* EXERCISE INSTRUCTIONS: Given the records below, set each one down again exactly as it reads.

* RECORDS PROVIDED:
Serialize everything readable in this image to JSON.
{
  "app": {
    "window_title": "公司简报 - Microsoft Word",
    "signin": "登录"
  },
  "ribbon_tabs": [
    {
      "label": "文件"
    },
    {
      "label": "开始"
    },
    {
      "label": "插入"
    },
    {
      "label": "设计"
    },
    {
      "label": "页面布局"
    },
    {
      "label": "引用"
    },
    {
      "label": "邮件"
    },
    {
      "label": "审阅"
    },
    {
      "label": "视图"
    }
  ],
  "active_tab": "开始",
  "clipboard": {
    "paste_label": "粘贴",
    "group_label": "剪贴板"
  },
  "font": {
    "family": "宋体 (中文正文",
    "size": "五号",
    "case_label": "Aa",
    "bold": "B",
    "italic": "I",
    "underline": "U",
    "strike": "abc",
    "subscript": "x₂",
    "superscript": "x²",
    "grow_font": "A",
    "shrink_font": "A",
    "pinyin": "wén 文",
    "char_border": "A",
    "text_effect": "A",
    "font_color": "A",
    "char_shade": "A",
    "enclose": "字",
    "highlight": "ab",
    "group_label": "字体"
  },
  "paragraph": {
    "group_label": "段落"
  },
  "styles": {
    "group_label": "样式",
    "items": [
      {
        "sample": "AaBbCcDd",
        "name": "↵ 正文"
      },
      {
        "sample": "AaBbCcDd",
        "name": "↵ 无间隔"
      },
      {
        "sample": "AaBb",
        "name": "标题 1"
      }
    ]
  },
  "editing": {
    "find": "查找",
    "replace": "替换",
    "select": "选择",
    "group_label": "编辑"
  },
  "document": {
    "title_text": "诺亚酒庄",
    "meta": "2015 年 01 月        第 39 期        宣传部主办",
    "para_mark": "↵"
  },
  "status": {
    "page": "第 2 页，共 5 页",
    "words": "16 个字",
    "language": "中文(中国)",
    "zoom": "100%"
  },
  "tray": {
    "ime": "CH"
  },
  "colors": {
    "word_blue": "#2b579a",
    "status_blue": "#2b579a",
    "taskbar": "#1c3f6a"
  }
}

* TASK RESPONSE:
Serialize everything readable in this image to JSON.
{
  "app": {
    "window_title": "公司简报 - Microsoft Word",
    "signin": "登录"
  },
  "ribbon_tabs": [
    {
      "label": "文件"
    },
    {
      "label": "开始"
    },
    {
      "label": "插入"
    },
    {
      "label": "设计"
    },
    {
      "label": "页面布局"
    },
    {
      "label": "引用"
    },
    {
      "label": "邮件"
    },
    {
      "label": "审阅"
    },
    {
      "label": "视图"
    }
  ],
  "active_tab": "开始",
  "clipboard": {
    "paste_label": "粘贴",
    "group_label": "剪贴板"
  },
  "font": {
    "family": "宋体 (中文正文",
    "size": "五号",
    "case_label": "Aa",
    "bold": "B",
    "italic": "I",
    "underline": "U",
    "strike": "abc",
    "subscript": "x₂",
    "superscript": "x²",
    "grow_font": "A",
    "shrink_font": "A",
    "pinyin": "wén 文",
    "char_border": "A",
    "text_effect": "A",
    "font_color": "A",
    "char_shade": "A",
    "enclose": "字",
    "highlight": "ab",
    "group_label": "字体"
  },
  "paragraph": {
    "group_label": "段落"
  },
  "styles": {
    "group_label": "样式",
    "items": [
      {
        "sample": "AaBbCcDd",
        "name": "↵ 正文"
      },
      {
        "sample": "AaBbCcDd",
        "name": "↵ 无间隔"
      },
      {
        "sample": "AaBb",
        "name": "标题 1"
      }
    ]
  },
  "editing": {
    "find": "查找",
    "replace": "替换",
    "select": "选择",
    "group_label": "编辑"
  },
  "document": {
    "title_text": "诺亚酒庄",
    "meta": "2015 年 01 月        第 39 期        宣传部主办",
    "para_mark": "↵"
  },
  "status": {
    "page": "第 2 页，共 5 页",
    "words": "16 个字",
    "language": "中文(中国)",
    "zoom": "100%"
  },
  "tray": {
    "ime": "CH"
  },
  "colors": {
    "word_blue": "#2b579a",
    "status_blue": "#2b579a",
    "taskbar": "#1c3f6a"
  }
}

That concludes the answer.